Shock'n Y'all is Keith's eighth studio album, and while "I Love This Bar," "American Soldier" and "Whiskey Girl" were heavy hitters on the album, perhaps the most hilarious song is one of the bonus tracks, "Weed With Willie." It's a live track, and Keith's frequent collaborator Scotty Emerick sings backup. Everyone in country, of course, knows Nelson's stance on weed, and this song is an ode to the singer and his beloved habit. The song beings, "I always heard that his herb was top shelf / Lord, I just could not wait to find out for myself." Well, Keith tried it alright — and in the chorus, he vows to "never smoke weed with Willie again" . that is, until the very last line, which goes, "In the fetal position with drool on my chin / We broke down and smoked weed with Willie again."

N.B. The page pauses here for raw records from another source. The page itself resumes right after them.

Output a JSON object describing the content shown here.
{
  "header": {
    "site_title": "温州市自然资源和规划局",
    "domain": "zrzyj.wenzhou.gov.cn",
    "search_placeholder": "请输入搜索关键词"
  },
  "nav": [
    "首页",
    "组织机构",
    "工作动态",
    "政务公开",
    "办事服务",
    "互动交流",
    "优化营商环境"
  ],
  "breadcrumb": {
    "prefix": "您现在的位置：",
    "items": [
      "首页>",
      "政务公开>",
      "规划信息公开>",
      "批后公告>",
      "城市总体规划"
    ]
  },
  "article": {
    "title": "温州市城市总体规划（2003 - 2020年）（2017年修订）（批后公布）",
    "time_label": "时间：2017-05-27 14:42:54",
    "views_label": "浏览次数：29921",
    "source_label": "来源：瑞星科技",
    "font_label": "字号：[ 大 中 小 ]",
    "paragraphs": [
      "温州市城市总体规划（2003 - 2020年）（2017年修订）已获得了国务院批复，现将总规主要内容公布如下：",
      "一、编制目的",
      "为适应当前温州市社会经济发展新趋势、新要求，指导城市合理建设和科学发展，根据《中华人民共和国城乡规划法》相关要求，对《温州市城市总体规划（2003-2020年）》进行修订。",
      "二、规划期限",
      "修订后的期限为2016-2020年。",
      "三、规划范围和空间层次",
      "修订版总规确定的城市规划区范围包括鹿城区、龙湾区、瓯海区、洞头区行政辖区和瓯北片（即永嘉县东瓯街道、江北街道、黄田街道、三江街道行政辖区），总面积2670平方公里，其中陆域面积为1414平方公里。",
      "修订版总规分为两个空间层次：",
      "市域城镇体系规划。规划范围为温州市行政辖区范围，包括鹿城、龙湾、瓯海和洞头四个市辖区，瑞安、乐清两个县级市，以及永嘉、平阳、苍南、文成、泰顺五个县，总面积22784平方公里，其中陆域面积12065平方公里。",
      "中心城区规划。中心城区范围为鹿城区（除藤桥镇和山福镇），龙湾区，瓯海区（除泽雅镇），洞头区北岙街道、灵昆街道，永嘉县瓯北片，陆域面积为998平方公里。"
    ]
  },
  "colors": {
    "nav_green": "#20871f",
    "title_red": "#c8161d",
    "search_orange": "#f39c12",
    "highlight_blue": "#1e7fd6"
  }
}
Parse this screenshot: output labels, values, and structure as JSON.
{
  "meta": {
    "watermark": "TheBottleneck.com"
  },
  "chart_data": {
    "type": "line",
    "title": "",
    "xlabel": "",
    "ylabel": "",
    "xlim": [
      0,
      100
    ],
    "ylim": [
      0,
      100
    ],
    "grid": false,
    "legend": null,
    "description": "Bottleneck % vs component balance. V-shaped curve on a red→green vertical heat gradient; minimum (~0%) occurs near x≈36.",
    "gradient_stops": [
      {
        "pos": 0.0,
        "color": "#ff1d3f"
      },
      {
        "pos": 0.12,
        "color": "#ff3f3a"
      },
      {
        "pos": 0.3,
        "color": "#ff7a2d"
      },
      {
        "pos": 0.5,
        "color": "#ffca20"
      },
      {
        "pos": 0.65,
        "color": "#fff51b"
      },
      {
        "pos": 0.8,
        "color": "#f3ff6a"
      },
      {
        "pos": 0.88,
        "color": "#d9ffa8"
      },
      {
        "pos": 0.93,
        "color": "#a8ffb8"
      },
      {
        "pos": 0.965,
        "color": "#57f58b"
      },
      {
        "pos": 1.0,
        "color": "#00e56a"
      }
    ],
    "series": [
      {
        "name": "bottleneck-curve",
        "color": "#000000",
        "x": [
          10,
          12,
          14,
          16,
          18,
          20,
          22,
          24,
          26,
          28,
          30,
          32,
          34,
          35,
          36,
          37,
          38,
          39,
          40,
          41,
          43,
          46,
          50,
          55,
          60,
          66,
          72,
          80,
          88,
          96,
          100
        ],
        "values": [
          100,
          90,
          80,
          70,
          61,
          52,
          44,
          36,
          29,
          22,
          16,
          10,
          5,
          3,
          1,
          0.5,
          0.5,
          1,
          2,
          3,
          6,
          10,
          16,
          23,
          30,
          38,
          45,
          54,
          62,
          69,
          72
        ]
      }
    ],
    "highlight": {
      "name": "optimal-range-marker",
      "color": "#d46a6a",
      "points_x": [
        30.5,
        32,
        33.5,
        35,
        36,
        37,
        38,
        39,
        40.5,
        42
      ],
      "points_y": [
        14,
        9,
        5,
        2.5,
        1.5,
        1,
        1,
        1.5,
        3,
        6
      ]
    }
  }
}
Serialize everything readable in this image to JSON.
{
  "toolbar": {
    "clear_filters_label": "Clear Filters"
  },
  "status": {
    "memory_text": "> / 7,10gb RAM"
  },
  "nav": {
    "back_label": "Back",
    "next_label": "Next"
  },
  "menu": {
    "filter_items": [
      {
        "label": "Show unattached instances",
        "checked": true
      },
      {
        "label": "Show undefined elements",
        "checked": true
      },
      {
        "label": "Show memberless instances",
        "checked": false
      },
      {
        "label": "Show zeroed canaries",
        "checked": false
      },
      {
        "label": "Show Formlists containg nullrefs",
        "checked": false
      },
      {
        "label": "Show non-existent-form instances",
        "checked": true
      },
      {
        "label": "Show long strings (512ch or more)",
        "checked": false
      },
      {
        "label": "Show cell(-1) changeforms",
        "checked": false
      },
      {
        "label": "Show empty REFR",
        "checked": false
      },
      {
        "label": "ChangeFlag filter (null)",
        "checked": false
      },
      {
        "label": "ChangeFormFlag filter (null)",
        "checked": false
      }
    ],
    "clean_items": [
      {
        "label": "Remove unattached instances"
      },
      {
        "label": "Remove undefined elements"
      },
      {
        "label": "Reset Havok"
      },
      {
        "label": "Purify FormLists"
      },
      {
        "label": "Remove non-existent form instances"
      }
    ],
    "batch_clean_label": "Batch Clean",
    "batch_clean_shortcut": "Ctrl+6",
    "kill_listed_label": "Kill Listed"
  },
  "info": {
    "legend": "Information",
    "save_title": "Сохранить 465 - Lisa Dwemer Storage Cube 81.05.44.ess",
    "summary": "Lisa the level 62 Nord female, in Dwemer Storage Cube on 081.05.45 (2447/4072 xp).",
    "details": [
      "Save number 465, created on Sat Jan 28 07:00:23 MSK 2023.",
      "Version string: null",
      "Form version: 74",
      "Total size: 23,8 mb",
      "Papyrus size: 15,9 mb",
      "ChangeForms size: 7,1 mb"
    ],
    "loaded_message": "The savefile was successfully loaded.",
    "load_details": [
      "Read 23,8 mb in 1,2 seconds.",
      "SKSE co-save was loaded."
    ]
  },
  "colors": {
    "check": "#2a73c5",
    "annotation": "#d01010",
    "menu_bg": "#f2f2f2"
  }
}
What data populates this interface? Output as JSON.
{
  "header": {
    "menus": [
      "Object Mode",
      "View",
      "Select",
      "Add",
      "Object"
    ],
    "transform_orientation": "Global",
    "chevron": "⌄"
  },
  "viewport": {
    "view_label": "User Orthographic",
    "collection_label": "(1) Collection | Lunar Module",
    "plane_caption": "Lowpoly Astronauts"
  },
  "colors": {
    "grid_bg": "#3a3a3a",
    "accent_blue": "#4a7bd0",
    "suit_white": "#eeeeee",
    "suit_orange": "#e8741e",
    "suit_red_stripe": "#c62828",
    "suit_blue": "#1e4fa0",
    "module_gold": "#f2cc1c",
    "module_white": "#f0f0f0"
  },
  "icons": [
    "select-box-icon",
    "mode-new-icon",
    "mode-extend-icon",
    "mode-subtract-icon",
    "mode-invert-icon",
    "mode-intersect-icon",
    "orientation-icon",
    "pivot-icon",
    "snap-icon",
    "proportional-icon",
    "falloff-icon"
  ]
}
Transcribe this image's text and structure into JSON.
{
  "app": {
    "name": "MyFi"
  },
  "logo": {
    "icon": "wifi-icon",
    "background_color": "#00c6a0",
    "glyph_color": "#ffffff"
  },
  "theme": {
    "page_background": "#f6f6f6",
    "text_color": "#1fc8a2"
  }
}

Some girls like a bouquet of a dozen roses, a box of chocolates or a Hallmark card, but according to Monroe, if a lover wants to woo her, he doesn't need to call up the florist — he needs to go find a stash. This song may be a little . adventurous for country music, with references to teddys, whips and chains to go with a weed-smoking romantic night, but bravo to a girl who can sing "Give me weed instead of roses / Bring me whiskey instead of wine / Every puff, every shot / You're looking better all the time" with a straight face.
The title track of Houser's second studio album They Call Me Cadillac was co-written by the singer and Brice Long. Houser's nickname is Cadillac because he likes everything "real smooth" and laid back — and doesn't want anyone to mess with his good times. That's why the lyrics "I’ve been known to giggle on a joke / Mostly when I’m smokin’ on my smoke / And most folks know it’s time for gettin’ down" seem perfectly fitting.
“Weed With Willie”
"Roll Me Up and Smoke Me When I Die," from Nelson's 2012 record Heroes, has a slew of great collaborators and guest vocals. It was written by Nelson, Buddy Cannon, Rich Alves, John Colgin and Mike McQuerry and features vocals by Snoop Dogg, Kris Kristofferson and Jamey Johnson. It was fittingly released on 4/20 and was even supposed to be the album's title track . until it was decided that the title may be too controversial for some sales outlets. The lyrics are exactly what you would imagine: "Roll me up and smoke me when I die / And if anyone don't like it, just look 'em in the eye / I didn't come here, and I ain't leavin' / So don't sit around and cry / Just roll me up and smoke me when I die."
Pot may still be illegal in much of the U.S., but it's referenced in plenty of country songs. So, for those readers who consider 4/20 a national holiday, The Boot has rounded up a solid playlist of country music tunes.
One of the songs that should definitely be played on 4/20 is the Pistol Annies' rockin' and rousin' "Hush Hush." Miranda Lambert, Angaleena Presley and Ashley Monroe's lyrics are straightforward, shaking out the issues about dysfunctional families that are so often hidden under the rug. The pot-infused lyrics in this song are, "So I snuck out behind the red barn / And I took myself a toke / Since everybody here hates everybody here / Hell, I might as well be the joke." The song's music video takes place at a church potluck, which makes these lyrics even more hilarious.
The following are The Boot's picks for the Top 10 country songs about marijuana:
So maybe the late Merle Haggard didn’t smoke marijuana in Muskogee or take trips on LSD, but that certainly didn’t stop country’s greats from trading a shot of Tennessee brown for a toke of Colorado green — and singing about it, too. But true to the genre’s roots, these songs capture a complete, complex story: It’s never just as simple as relaxing on the beach with a joint in hand, and, more often than not, there are bitter consequences. These are tales that show both the pleasure and sorrow that comes with a life lived high.
[Editor’s Note: A version of this list was originally published June 2014]